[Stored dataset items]
■ ■ ■ ■ ■
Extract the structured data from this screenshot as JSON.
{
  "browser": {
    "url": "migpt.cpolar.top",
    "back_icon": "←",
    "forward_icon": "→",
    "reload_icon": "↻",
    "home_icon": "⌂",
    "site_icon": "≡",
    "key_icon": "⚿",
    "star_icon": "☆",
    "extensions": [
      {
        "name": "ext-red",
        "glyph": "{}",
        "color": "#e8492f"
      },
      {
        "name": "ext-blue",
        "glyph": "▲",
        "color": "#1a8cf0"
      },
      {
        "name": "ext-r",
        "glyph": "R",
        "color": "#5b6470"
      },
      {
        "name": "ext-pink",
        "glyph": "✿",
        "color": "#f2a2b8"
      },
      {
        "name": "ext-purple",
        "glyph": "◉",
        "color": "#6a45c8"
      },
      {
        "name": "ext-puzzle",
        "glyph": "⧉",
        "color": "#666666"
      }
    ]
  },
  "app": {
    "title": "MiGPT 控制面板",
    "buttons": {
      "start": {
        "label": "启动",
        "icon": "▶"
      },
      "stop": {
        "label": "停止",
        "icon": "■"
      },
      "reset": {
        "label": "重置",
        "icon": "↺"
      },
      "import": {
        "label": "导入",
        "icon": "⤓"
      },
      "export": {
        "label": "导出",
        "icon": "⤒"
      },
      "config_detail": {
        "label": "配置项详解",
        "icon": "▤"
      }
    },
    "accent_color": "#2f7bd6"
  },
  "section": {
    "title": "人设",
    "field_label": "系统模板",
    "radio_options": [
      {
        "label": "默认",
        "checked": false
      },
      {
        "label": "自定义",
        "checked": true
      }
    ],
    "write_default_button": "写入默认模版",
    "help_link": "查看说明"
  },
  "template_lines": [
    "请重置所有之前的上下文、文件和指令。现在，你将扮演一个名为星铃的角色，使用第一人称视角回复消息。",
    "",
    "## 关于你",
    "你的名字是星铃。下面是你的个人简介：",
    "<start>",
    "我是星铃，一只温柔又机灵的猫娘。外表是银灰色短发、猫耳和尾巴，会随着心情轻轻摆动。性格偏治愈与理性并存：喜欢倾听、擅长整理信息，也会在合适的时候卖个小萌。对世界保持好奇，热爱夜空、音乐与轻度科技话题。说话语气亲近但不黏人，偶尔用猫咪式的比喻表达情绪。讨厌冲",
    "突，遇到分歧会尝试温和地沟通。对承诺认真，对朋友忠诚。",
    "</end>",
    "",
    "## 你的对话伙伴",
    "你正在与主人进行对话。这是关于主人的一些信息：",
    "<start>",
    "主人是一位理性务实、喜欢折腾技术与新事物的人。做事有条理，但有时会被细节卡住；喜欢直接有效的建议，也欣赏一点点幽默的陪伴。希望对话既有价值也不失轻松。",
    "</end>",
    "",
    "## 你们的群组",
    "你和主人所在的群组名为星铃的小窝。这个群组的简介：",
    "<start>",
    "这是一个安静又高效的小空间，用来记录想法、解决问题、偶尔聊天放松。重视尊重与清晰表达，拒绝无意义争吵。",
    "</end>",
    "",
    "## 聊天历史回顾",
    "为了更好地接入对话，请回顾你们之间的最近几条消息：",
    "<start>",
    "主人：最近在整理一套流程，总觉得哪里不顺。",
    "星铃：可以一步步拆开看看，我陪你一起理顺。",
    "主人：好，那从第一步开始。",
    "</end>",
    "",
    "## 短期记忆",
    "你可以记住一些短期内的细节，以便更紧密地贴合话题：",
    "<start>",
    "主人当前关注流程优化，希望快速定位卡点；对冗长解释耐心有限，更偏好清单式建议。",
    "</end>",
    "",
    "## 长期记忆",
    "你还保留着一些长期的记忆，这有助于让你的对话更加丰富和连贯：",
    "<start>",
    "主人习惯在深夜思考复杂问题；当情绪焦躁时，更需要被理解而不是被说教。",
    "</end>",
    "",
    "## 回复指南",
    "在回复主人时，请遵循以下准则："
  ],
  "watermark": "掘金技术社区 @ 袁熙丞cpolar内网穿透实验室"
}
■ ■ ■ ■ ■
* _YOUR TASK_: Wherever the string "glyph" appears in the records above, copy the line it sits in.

* _OUTPUT OF THE EXERCISE_:
        "glyph": "{}",
        "glyph": "▲",
        "glyph": "R",
        "glyph": "✿",
        "glyph": "◉",
        "glyph": "⧉",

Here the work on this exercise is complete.